The Conventions

The Conventions

In a few days, many of the national disability organizations will begin holding their annual and semiannual conventions. The American Council of the Blind, The National Association of the Deaf, The National Council on Independent Living, The National Federation of the Blind and others are gathering. Great planning, thought and expense has gone into these events. Among leaders, the rank and file they generate great interest. Old friendships are renewed and new ones made. Issues are discussed and plans are made. Marches are held, great speeches are given and songs are sung. Sponsors and exhibitors come in support and hope. Commitments are sought and given. Then what happens?

Some look at the gatherings as a reason for a vacation or party and are not truly engaged for the right purpose. They bolster our ranks and their voices fill our songs, but then they go home. Their participation is great, but we need more from them than singing. We need participation all year long. Everyone needs to make the calls, send the emails and show up at the meetings they are asked to. If this does not happen then next year, like last, we will be talking about the same issues and making new plans.

At the disability rights conventions this year, we face a time in our history when there are forces working to roll back the rights and access of people with disabilities. We are in a time when the United States Attorney General is using the Bible to justify immoral acts on the part of the government. Who is to say when such blasphemy will be turned our direction. Now more than ever the conventions must rise to the occasion.
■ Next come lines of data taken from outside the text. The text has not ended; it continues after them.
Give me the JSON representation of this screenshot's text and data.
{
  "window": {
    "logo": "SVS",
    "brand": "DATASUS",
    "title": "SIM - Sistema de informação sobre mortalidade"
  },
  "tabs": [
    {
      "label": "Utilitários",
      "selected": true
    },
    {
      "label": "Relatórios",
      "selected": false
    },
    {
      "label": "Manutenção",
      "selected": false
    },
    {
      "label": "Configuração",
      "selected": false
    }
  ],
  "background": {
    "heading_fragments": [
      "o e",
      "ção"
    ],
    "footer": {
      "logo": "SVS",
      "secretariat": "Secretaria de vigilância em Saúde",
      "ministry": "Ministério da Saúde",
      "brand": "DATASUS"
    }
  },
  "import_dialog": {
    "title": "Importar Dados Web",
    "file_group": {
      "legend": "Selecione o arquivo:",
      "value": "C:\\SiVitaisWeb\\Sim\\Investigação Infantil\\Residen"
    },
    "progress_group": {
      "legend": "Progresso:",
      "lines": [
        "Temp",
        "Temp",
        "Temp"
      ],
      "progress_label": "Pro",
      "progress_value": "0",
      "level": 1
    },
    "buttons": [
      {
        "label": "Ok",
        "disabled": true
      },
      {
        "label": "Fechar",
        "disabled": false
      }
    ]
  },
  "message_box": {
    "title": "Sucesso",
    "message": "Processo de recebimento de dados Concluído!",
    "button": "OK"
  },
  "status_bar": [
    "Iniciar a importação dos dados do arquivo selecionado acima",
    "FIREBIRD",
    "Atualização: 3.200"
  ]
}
The disability rights conventions are cause for celebration, but they must also be cause for commitment. The real and full participation of everyone attending in person or virtually is more vital this year given the forces arrayed against us. We must all use this time to be educated, plan and commit to the tasks ahead. There are some sixty-two million Americans with disabilities and an even greater number of friends, family members and supporters. We must use the conventions to become a thundering voice that cannot be ignored. The rights of millions are at stake along with that of our posterity.


The United States of America has just announced that it is pulling out of the United Nations Human Rights Commission on the heels of ripping babies out of the arms of their parents at the border. Yes, Americans with disabilities should be concerned and even worried about the course our government is taking. The political party blame game is in full swing, but it is reaching new heights of hysteria. Where it will go is any ones guess at this moment. We must ask, what is the end game?


It is safe to say that out of the 537 Federal elected officials in Washington that each of them has their own idea of where we need to go as a nation, how to get there and what the end game really is. As Americans with disabilities and the single largest potential voting block, we need to decide if we will be sheep and just follow along or fully take on our responsibility and drive the course of events. I am small, but taken together with other Americans with disabilities, our friends, families and supporters we are one hundred million plus strong. The 2018 conventions are where we begin.

Many people with disabilities take their advocacy responsibility seriously, but many more do not. We know this by the lack of voter turnout and failure to engage when called for. If the majority did engage then congressional phone lines and email boxes would be jammed when called for. That kind of involvement is such a simple thing when you think about it.


Those that need to get our message at the local, state and national levels are not afraid of us because they have never felt the full force of what we could muster if we were to act in unison. I’m not saying that we all need to agree on every issue, but many issues could bring the majority into alignment and generate a storm of influence the likes of which lawmakers at all levels have never felt before.

Consider this, if we had voted as a majority in the last presidential election then our disability friendly candidate would be in the White House right now. The candidates at all levels do not really seek our endorsement because they do not see us as players. The conventions are a place where we can begin to change that. If we do not, then the blowtorch of prejudice, indifference and anti-minority anger will be turned our direction. You can already see it in upcoming budget discussions where social programs like Medicaid, Medicare and Social Security Disability are on the chopping block.


So, suitcases, hat boxes, portable barrooms, braille printers, all kinds of technology and all kinds of people are being gathered up to descend on places like Hartford, Orlando, St. Louis and Washington, DC with a purpose. Perhaps this time it could be with a mission.

Let us all resolve to support each other in a mission to set things right and protect our rights today and in the future. Let’s gather and make a joyful noise that will be clear all the way to the White House and beyond. Let’s learn all we can, help each other to make and keep commitments that can be relied on. We must join and come away from the conventions with a renewed sense of purpose, drive and Steele hard resolve. We must speak with the thunderous chorus of one hundred million voices speaking in unison, “This far and no further!” We must send a message that we will not become second class citizens again.


Douglas George Towne

Chair/Chief Executive Officer – Access Ready Inc.